Materials provided:
* * *

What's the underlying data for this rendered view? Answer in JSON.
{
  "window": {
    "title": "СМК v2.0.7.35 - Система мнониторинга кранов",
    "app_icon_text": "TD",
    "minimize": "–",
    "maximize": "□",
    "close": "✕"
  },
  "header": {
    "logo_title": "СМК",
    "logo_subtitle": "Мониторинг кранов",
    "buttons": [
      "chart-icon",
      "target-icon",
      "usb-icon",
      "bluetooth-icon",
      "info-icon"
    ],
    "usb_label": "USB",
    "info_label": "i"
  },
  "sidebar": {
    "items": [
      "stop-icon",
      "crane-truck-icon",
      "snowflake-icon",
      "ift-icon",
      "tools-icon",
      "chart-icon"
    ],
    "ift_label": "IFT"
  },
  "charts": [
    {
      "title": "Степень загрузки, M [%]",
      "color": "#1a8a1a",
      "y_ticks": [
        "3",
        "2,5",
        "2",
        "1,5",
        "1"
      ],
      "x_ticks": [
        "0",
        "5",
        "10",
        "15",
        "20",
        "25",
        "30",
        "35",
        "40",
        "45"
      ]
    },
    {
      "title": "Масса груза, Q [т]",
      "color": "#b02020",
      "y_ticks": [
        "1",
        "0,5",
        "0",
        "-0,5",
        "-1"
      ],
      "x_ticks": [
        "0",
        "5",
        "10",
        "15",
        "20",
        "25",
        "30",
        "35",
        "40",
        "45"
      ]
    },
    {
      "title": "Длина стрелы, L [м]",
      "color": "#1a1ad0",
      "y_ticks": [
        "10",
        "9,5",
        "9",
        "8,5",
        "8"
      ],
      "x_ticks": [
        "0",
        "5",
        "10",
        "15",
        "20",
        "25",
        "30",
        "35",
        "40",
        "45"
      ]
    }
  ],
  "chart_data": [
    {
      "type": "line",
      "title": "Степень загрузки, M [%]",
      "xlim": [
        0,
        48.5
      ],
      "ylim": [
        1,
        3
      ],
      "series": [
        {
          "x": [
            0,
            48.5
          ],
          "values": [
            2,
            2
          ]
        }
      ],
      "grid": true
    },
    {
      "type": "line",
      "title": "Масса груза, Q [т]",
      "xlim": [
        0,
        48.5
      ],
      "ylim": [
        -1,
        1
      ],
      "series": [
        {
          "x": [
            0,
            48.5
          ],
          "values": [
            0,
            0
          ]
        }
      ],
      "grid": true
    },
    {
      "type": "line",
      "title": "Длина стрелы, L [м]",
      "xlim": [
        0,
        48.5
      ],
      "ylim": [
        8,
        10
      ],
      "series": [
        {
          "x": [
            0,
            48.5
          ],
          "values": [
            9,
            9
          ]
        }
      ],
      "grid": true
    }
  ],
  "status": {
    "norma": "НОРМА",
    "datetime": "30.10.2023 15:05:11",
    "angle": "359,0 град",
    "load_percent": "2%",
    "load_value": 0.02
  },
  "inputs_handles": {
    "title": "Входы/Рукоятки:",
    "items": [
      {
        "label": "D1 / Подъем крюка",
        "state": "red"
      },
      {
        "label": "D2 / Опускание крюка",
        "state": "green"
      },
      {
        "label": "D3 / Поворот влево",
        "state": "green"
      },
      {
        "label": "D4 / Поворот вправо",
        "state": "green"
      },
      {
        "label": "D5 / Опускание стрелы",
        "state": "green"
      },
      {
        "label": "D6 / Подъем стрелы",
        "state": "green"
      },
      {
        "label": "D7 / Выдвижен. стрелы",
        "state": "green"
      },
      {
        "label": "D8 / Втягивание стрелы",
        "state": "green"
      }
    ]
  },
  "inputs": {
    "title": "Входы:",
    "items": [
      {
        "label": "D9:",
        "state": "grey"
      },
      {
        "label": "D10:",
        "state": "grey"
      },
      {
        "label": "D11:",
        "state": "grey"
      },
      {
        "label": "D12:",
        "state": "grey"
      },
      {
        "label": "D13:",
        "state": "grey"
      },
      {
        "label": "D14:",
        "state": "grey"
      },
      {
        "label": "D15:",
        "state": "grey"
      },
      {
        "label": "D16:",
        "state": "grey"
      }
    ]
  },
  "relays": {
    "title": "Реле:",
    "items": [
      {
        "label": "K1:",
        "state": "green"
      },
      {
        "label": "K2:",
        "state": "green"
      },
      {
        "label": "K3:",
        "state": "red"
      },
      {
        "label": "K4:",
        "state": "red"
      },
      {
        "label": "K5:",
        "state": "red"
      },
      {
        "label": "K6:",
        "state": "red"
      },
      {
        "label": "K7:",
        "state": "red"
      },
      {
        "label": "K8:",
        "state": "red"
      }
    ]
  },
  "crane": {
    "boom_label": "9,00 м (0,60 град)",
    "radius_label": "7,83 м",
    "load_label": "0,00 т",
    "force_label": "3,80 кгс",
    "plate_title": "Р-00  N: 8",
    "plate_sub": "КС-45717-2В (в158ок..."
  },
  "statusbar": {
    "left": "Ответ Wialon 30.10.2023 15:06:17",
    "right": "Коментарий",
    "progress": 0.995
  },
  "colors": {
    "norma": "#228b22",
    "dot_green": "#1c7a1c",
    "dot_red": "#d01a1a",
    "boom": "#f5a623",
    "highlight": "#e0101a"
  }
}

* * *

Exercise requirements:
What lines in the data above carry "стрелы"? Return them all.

Expected output:
      "title": "Длина стрелы, L [м]",
      "title": "Длина стрелы, L [м]",
        "label": "D5 / Опускание стрелы",
        "label": "D6 / Подъем стрелы",
        "label": "D7 / Выдвижен. стрелы",
        "label": "D8 / Втягивание стрелы",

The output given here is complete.